** Materials provided **

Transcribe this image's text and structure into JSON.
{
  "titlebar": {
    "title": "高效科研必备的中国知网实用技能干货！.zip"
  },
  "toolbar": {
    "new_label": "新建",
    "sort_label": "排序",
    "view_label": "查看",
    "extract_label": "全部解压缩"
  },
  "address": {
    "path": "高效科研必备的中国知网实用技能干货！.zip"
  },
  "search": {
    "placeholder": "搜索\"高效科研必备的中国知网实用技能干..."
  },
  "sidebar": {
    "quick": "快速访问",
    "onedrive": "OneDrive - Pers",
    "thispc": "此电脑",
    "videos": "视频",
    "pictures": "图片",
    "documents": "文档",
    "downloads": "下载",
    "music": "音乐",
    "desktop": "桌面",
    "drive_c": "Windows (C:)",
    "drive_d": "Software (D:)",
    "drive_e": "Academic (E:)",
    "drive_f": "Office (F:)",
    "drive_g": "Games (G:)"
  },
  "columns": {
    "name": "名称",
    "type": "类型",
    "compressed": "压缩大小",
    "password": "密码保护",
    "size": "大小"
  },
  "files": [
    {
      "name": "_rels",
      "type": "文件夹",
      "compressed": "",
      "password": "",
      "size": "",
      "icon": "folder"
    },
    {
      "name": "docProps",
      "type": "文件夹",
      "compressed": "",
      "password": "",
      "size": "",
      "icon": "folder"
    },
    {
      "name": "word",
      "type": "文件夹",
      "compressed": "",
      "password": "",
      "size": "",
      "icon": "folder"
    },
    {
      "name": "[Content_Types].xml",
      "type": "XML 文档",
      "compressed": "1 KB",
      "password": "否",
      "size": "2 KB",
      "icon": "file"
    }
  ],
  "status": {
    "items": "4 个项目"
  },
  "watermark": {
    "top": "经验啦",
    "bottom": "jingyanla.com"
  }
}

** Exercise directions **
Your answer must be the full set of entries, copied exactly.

** Solution for this exercise **
Transcribe this image's text and structure into JSON.
{
  "titlebar": {
    "title": "高效科研必备的中国知网实用技能干货！.zip"
  },
  "toolbar": {
    "new_label": "新建",
    "sort_label": "排序",
    "view_label": "查看",
    "extract_label": "全部解压缩"
  },
  "address": {
    "path": "高效科研必备的中国知网实用技能干货！.zip"
  },
  "search": {
    "placeholder": "搜索\"高效科研必备的中国知网实用技能干..."
  },
  "sidebar": {
    "quick": "快速访问",
    "onedrive": "OneDrive - Pers",
    "thispc": "此电脑",
    "videos": "视频",
    "pictures": "图片",
    "documents": "文档",
    "downloads": "下载",
    "music": "音乐",
    "desktop": "桌面",
    "drive_c": "Windows (C:)",
    "drive_d": "Software (D:)",
    "drive_e": "Academic (E:)",
    "drive_f": "Office (F:)",
    "drive_g": "Games (G:)"
  },
  "columns": {
    "name": "名称",
    "type": "类型",
    "compressed": "压缩大小",
    "password": "密码保护",
    "size": "大小"
  },
  "files": [
    {
      "name": "_rels",
      "type": "文件夹",
      "compressed": "",
      "password": "",
      "size": "",
      "icon": "folder"
    },
    {
      "name": "docProps",
      "type": "文件夹",
      "compressed": "",
      "password": "",
      "size": "",
      "icon": "folder"
    },
    {
      "name": "word",
      "type": "文件夹",
      "compressed": "",
      "password": "",
      "size": "",
      "icon": "folder"
    },
    {
      "name": "[Content_Types].xml",
      "type": "XML 文档",
      "compressed": "1 KB",
      "password": "否",
      "size": "2 KB",
      "icon": "file"
    }
  ],
  "status": {
    "items": "4 个项目"
  },
  "watermark": {
    "top": "经验啦",
    "bottom": "jingyanla.com"
  }
}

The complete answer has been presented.